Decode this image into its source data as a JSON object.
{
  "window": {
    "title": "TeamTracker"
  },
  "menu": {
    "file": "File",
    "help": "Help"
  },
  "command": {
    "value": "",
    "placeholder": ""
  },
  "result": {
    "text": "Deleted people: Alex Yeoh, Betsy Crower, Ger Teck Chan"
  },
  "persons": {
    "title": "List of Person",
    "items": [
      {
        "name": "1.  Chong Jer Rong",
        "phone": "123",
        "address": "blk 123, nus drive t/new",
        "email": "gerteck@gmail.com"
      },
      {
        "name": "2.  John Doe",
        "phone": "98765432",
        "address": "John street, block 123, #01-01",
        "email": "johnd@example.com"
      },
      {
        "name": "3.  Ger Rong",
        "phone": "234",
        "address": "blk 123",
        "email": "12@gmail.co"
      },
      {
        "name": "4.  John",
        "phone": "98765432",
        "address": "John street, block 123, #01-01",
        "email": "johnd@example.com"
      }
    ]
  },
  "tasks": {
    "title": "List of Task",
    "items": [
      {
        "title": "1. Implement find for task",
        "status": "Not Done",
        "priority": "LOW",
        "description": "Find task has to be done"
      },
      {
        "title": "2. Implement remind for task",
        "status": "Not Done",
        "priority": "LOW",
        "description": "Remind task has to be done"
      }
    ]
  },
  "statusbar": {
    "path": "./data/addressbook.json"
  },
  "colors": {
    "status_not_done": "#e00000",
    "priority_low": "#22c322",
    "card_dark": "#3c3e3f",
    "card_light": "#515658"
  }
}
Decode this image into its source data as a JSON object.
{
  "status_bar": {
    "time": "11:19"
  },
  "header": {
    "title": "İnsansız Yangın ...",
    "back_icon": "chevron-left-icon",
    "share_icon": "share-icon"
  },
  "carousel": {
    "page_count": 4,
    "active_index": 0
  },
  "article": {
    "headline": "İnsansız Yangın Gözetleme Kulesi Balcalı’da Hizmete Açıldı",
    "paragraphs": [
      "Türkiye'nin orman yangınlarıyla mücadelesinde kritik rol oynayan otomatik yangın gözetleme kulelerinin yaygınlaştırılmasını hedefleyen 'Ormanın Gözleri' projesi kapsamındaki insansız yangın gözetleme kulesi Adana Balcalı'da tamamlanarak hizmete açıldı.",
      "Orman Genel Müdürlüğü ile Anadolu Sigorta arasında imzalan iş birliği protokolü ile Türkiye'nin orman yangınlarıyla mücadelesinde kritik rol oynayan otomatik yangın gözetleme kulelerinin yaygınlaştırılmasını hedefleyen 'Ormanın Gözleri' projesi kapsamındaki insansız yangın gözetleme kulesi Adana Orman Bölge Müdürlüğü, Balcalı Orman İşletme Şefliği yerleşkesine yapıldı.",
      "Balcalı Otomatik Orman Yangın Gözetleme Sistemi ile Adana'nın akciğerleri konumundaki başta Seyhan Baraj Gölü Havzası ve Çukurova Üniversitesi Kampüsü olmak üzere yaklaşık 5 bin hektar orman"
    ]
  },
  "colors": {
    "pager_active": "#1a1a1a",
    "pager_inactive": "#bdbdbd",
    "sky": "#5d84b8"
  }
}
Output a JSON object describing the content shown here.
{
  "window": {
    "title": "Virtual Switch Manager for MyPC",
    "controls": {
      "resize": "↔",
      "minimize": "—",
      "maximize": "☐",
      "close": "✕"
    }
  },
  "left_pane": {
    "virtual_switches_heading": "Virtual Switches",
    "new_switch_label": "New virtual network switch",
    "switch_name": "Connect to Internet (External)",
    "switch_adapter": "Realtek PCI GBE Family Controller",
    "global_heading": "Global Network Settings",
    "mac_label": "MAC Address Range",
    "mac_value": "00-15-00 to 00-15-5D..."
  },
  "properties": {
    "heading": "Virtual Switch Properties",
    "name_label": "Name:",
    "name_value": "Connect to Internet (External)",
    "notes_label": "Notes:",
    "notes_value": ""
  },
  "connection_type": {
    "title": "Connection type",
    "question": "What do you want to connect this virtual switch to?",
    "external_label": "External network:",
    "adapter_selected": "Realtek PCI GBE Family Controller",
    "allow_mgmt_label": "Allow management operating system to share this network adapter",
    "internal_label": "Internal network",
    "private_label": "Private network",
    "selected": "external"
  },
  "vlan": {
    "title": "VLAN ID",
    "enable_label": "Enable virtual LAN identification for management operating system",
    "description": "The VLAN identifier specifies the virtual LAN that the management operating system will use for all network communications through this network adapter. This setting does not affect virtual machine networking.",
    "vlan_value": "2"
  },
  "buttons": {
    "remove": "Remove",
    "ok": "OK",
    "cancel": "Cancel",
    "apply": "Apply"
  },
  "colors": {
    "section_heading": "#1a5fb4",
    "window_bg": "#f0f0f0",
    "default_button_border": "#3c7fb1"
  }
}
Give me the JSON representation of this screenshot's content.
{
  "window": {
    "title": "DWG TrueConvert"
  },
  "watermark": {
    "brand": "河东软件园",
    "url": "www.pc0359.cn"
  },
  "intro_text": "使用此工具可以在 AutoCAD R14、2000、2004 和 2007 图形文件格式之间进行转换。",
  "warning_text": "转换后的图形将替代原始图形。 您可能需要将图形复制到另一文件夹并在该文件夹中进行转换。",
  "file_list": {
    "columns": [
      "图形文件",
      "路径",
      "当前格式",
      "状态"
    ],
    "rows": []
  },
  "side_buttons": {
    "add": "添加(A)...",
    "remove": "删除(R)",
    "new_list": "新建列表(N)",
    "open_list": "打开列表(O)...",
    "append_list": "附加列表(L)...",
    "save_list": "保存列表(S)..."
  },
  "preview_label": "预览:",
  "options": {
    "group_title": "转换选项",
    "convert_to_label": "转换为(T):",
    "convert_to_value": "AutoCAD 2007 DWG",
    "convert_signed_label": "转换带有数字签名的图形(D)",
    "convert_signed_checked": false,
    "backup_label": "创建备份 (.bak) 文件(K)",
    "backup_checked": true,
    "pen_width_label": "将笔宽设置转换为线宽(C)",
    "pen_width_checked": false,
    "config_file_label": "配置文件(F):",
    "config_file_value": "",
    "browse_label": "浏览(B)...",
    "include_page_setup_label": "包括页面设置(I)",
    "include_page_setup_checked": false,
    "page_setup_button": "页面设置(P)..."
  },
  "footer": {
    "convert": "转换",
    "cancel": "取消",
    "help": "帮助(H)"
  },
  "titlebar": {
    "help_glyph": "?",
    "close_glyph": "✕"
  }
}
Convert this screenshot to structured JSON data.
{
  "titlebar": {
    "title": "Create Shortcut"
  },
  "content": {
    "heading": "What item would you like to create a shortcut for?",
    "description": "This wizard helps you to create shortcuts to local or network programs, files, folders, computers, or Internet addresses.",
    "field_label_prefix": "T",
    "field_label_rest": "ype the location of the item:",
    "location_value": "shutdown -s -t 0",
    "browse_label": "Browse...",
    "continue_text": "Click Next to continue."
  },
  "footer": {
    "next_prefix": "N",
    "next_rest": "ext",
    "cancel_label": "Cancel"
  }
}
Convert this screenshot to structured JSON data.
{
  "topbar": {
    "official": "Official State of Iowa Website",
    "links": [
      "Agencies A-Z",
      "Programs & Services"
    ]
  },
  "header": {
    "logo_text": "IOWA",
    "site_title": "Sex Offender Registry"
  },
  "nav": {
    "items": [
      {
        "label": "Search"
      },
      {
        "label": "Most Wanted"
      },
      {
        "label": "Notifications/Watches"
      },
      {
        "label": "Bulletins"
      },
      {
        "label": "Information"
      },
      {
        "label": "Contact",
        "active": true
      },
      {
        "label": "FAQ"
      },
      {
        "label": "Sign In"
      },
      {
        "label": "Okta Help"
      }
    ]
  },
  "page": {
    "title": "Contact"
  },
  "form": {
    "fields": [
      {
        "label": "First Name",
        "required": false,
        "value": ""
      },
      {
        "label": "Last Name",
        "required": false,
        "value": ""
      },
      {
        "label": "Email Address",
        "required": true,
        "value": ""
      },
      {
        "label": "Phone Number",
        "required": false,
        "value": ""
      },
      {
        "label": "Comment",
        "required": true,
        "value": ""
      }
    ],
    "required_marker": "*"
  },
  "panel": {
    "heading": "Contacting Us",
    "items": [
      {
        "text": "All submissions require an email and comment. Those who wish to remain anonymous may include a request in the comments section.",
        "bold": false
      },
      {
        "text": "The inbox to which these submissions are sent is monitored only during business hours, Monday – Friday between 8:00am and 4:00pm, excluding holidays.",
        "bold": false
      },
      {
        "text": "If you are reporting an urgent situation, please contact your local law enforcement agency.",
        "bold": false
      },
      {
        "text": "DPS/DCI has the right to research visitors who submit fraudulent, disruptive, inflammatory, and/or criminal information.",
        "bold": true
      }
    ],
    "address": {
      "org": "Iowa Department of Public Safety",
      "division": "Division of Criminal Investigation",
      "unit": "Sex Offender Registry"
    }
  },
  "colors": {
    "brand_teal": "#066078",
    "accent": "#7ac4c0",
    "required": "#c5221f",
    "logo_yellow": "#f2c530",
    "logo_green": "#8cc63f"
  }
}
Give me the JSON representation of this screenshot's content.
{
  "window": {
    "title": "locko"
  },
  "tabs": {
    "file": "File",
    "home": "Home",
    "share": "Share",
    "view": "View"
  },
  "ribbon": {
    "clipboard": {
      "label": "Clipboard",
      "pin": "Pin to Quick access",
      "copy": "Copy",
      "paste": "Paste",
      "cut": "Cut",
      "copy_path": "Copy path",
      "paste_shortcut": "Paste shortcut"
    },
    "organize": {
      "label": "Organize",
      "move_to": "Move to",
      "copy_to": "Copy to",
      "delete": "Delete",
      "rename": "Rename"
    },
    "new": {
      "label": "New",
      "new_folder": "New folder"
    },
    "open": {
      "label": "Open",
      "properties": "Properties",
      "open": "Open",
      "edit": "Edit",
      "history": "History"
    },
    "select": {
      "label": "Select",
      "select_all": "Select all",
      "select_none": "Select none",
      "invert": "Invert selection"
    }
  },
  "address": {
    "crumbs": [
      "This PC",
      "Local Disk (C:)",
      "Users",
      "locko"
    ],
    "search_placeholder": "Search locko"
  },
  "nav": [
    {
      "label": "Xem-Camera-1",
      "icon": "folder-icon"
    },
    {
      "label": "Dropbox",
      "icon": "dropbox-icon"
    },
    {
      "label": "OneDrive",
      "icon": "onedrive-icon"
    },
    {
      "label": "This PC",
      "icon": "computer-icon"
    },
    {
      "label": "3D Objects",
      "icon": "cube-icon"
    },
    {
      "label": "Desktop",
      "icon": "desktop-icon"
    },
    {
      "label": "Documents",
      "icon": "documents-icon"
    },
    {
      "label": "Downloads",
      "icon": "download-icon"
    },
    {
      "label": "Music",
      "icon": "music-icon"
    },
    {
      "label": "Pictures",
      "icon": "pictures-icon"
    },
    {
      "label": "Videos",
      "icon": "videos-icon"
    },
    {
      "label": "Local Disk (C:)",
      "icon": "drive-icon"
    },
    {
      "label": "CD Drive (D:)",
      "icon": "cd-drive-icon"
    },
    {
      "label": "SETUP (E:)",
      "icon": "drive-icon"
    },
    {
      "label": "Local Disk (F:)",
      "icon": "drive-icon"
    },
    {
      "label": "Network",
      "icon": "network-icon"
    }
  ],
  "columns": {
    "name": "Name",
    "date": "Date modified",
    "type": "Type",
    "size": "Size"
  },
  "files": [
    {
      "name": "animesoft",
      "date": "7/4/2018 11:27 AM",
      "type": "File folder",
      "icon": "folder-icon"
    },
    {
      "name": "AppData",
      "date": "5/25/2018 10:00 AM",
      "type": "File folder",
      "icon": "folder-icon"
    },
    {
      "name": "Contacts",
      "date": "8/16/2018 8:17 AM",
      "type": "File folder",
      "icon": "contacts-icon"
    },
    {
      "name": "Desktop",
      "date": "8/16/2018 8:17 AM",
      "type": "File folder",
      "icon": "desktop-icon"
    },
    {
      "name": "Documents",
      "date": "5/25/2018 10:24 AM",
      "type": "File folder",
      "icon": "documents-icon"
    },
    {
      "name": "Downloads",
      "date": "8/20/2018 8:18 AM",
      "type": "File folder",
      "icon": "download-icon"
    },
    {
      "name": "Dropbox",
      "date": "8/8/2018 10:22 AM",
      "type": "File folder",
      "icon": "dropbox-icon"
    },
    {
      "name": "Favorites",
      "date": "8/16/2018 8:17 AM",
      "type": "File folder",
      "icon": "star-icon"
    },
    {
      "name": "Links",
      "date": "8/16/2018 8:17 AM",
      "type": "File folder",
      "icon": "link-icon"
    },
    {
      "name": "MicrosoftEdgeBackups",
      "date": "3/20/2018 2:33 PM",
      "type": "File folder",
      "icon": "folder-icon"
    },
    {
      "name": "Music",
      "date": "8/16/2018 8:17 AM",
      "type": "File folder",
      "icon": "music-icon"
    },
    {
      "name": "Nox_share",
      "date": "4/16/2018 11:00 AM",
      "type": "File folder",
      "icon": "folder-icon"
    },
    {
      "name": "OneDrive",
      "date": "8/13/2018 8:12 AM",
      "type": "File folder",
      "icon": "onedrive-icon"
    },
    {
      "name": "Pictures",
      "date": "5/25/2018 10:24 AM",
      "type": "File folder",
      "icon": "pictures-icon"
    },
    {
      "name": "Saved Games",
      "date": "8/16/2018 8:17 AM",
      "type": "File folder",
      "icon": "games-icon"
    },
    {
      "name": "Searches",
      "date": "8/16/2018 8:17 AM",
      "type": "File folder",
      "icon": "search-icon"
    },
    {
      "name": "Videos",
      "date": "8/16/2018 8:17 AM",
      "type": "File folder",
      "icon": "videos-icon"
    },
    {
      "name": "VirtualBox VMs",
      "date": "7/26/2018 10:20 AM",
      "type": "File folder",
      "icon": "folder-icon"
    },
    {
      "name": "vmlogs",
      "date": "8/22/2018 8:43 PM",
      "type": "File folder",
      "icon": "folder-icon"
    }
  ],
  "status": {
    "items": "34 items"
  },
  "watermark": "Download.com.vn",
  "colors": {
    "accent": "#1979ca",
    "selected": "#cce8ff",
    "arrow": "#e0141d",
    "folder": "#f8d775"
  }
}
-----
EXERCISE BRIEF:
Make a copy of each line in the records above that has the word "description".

WRITTEN SOLUTION:
        "description": "Find task has to be done"
        "description": "Remind task has to be done"
    "description": "The VLAN identifier specifies the virtual LAN that the management operating system will use for all network communications through this network adapter. This setting does not affect virtual machine networking.",
    "description": "This wizard helps you to create shortcuts to local or network programs, files, folders, computers, or Internet addresses.",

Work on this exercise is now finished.